> [BRIEF]: Please show all lines of the records that include "Coding".

> [STUDY MATERIAL]:
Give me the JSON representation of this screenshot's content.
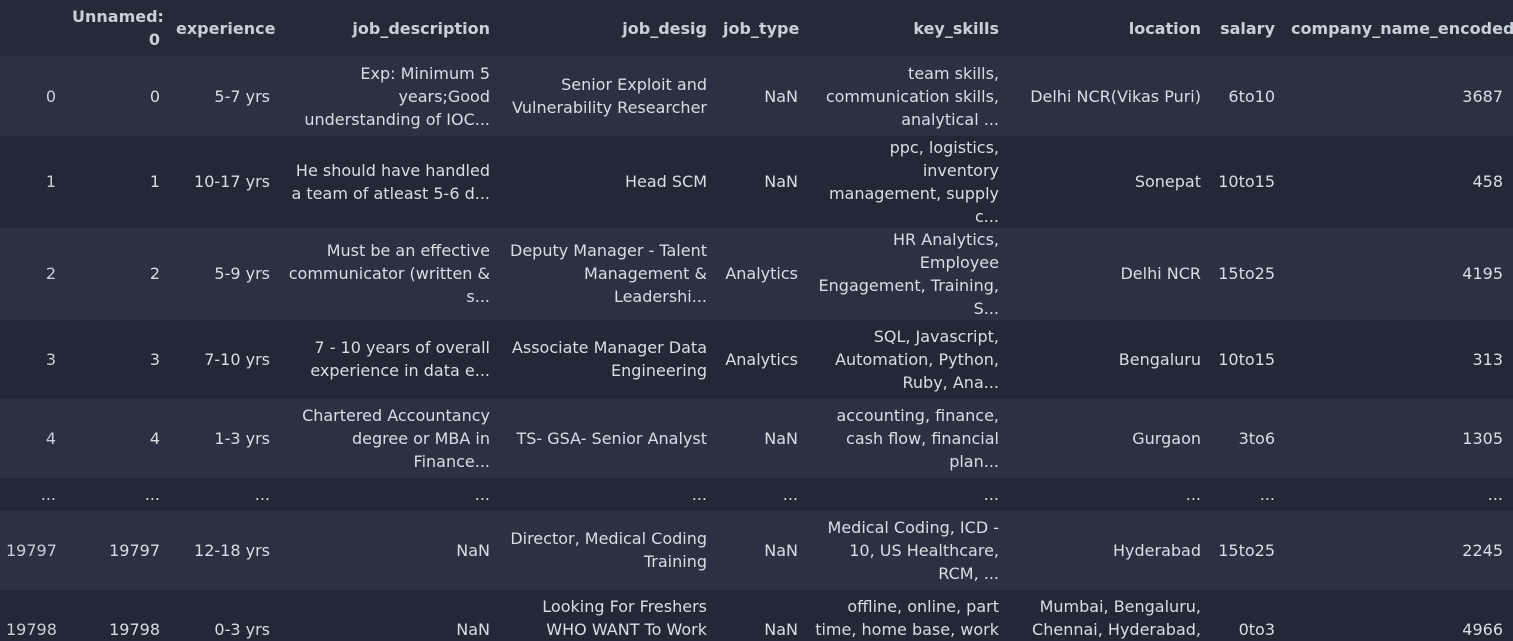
{
  "columns": [
    "",
    "Unnamed:\n0",
    "experience",
    "job_description",
    "job_desig",
    "job_type",
    "key_skills",
    "location",
    "salary",
    "company_name_encoded"
  ],
  "rows": [
    [
      "0",
      "0",
      "5-7 yrs",
      "Exp: Minimum 5\nyears;Good\nunderstanding of IOC...",
      "Senior Exploit and\nVulnerability Researcher",
      "NaN",
      "team skills,\ncommunication skills,\nanalytical ...",
      "Delhi NCR(Vikas Puri)",
      "6to10",
      "3687"
    ],
    [
      "1",
      "1",
      "10-17 yrs",
      "He should have handled\na team of atleast 5-6 d...",
      "Head SCM",
      "NaN",
      "ppc, logistics, inventory\nmanagement, supply\nc...",
      "Sonepat",
      "10to15",
      "458"
    ],
    [
      "2",
      "2",
      "5-9 yrs",
      "Must be an effective\ncommunicator (written &\ns...",
      "Deputy Manager - Talent\nManagement &\nLeadershi...",
      "Analytics",
      "HR Analytics, Employee\nEngagement, Training,\nS...",
      "Delhi NCR",
      "15to25",
      "4195"
    ],
    [
      "3",
      "3",
      "7-10 yrs",
      "7 - 10 years of overall\nexperience in data e...",
      "Associate Manager Data\nEngineering",
      "Analytics",
      "SQL, Javascript,\nAutomation, Python,\nRuby, Ana...",
      "Bengaluru",
      "10to15",
      "313"
    ],
    [
      "4",
      "4",
      "1-3 yrs",
      "Chartered Accountancy\ndegree or MBA in\nFinance...",
      "TS- GSA- Senior Analyst",
      "NaN",
      "accounting, finance,\ncash flow, financial\nplan...",
      "Gurgaon",
      "3to6",
      "1305"
    ],
    [
      "...",
      "...",
      "...",
      "...",
      "...",
      "...",
      "...",
      "...",
      "...",
      "..."
    ],
    [
      "19797",
      "19797",
      "12-18 yrs",
      "NaN",
      "Director, Medical Coding\nTraining",
      "NaN",
      "Medical Coding, ICD -\n10, US Healthcare,\nRCM, ...",
      "Hyderabad",
      "15to25",
      "2245"
    ],
    [
      "19798",
      "19798",
      "0-3 yrs",
      "NaN",
      "Looking For Freshers\nWHO WANT To Work\nWITH US",
      "NaN",
      "offline, online, part\ntime, home base, work\nfr...",
      "Mumbai, Bengaluru,\nChennai, Hyderabad,\nDehradu...",
      "0to3",
      "4966"
    ]
  ]
}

> [WORKED SOLUTION]:
      "Director, Medical Coding\nTraining",
      "Medical Coding, ICD -\n10, US Healthcare,\nRCM, ...",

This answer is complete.